Eddie Collins & Branch Rickey
Edward Collins (Veronica O’Malley’s future spouse) was on a path toward athletic stardom. Eddie, as his friends and family called him, was tall, handsome with blonde hair and expressive blue eyes with flecks of gray. He walked with the easy grace and confidence of a young man who knew his own self-worth. He grew up I Cleveland and attended West High School where he earned a letter jacket for his enthusiastic performance on the baseball team.

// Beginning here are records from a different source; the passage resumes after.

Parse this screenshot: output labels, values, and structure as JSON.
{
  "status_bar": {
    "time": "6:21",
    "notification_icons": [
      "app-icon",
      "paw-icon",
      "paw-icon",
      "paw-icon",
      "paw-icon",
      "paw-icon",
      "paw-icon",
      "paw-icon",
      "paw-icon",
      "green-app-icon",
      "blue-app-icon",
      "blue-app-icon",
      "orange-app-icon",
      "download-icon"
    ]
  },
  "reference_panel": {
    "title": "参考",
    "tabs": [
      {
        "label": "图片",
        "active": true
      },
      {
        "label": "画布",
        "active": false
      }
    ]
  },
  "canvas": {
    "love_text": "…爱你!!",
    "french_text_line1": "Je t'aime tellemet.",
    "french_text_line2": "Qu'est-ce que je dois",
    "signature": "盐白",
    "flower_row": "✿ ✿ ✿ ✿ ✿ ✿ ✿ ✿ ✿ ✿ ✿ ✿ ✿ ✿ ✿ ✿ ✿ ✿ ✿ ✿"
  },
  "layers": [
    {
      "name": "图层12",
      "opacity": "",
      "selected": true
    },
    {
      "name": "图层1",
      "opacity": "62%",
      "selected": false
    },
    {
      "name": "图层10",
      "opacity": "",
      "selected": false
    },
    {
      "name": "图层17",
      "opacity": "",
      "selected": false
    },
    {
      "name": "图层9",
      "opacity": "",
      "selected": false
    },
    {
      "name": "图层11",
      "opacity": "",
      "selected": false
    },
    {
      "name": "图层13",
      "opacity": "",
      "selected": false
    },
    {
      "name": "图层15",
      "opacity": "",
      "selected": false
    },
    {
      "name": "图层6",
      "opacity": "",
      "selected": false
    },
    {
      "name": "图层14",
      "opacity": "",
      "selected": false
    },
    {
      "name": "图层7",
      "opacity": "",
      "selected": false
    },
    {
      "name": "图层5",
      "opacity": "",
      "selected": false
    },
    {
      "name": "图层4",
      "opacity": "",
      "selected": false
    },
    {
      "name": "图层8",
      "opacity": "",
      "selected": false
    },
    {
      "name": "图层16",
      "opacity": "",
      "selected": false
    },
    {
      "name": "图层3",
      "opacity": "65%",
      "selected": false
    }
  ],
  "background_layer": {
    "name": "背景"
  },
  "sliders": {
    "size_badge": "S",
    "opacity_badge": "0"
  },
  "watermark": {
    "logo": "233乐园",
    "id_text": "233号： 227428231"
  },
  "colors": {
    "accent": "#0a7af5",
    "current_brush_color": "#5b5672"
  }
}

With a batting average of 476, Eddie was scouted by two prestigious teams.
Unknown to Eddie, Alva Bradley (President of the Cleveland Indians) heard about the wunderkind and attended a game in Eddie's senior year where he hit the winning home run against their rival team. Impressed by the young man's prowess and agility, Mr. Bradley signed Eddie to the Cleveland Indians in 1935. As a rookie player at a contracted salary of $60 per month, Eddie needed several winning seasons under his belt before eligibility for the unbelievable salary of $5,000. Unfortunately, Eddie was forced to quit the Cleveland Indians just before the season began to work a fulltime job supporting his mother, unemployed father, and three siblings.

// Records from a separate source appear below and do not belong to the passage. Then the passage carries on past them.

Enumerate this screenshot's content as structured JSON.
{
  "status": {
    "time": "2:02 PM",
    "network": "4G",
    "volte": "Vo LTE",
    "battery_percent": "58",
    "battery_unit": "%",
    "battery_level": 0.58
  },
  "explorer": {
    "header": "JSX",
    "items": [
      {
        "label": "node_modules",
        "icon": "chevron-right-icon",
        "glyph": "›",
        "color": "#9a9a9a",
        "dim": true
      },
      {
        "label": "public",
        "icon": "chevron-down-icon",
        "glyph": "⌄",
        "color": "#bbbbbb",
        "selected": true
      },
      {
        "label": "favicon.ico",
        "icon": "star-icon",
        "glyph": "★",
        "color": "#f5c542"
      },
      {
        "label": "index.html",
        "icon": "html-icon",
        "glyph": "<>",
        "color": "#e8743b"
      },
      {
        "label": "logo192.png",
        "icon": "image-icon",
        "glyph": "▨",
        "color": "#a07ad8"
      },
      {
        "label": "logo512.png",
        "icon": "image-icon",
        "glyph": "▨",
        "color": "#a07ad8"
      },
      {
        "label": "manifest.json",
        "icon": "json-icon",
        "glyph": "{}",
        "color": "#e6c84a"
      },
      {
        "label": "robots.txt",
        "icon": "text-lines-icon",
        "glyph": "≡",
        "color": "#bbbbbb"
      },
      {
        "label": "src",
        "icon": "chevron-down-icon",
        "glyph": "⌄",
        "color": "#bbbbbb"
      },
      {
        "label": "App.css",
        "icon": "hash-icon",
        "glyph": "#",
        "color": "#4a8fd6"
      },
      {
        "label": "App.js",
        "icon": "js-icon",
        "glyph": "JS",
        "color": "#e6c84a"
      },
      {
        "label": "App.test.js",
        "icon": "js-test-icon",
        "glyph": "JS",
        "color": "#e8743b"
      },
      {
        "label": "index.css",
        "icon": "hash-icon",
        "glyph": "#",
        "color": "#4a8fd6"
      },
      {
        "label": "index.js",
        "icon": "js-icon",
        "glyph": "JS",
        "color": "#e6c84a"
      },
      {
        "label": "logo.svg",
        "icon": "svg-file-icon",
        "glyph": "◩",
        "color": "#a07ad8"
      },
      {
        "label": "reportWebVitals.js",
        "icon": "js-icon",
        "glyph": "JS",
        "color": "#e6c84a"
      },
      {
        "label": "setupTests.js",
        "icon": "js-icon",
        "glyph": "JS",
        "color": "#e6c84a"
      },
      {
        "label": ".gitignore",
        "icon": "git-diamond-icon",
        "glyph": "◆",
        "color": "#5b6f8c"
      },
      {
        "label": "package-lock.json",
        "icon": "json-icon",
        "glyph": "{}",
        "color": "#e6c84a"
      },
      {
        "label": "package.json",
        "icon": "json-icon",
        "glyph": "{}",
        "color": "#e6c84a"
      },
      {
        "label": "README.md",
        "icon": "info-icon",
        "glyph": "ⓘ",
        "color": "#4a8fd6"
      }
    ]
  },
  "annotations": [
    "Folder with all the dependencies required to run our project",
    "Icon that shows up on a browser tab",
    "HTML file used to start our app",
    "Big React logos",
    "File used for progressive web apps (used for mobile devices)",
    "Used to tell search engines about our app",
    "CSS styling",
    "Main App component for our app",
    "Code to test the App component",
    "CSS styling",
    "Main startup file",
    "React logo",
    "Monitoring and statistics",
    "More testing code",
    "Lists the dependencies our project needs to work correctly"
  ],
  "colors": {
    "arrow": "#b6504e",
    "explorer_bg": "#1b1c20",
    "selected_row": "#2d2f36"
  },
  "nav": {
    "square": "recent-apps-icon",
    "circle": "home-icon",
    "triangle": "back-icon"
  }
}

To assuage the pain of giving up his dream job, Eddie played for minor league teams in his spare time. From 1935 to 1941, Eddie played for Chicks Blue Ribbon Grill where his quick-handed second baseman’s skill came to the attention of Branch Rickey of the St. Louis Cardinals—considered the “father” of the league farm system where minor league players perfected their abilities until they were accepted into major league teams. Branch Rickey was fully aware of star athletes in the minor leagues and would later make his then-controversial decision to hire Jackie Robinson. (Both Branch Rickey and Jackie Robinson would be inducted into the Baseball Hall of Fame.)
On February 8, 1941, Eddie received a letter from the St. Louis National Baseball Club with an invitation to attend the Cardinals spring camp in Albany, Georgia on Monday, March 14, 1941. All travel expenses would be paid by the ballclub and, if they deemed his ability worthy of the Cardinals, he would be offered a contract. The letter was signed by Albert L. Finch for the Cardinals System. The only thing required of Eddie was to accept their offer and complete a standard form outlining his employment and athletic statistics. Although the brass ring was finally in his grasp, Eddie was forced to abandon his dream to support his family.